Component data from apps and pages

..........

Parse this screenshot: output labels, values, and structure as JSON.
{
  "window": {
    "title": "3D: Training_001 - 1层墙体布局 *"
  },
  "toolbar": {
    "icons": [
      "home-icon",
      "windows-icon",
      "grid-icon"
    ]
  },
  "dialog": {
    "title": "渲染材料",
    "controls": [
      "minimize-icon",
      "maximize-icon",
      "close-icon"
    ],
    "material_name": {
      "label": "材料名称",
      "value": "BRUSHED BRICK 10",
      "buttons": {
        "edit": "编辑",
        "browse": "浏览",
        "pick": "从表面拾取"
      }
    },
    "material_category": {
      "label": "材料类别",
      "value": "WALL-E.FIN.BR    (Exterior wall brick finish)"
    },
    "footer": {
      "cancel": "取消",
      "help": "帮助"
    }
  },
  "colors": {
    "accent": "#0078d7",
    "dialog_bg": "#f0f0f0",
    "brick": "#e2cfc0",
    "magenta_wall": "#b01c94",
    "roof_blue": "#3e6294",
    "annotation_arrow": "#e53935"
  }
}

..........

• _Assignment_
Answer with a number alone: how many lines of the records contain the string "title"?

• _Exercise result_
2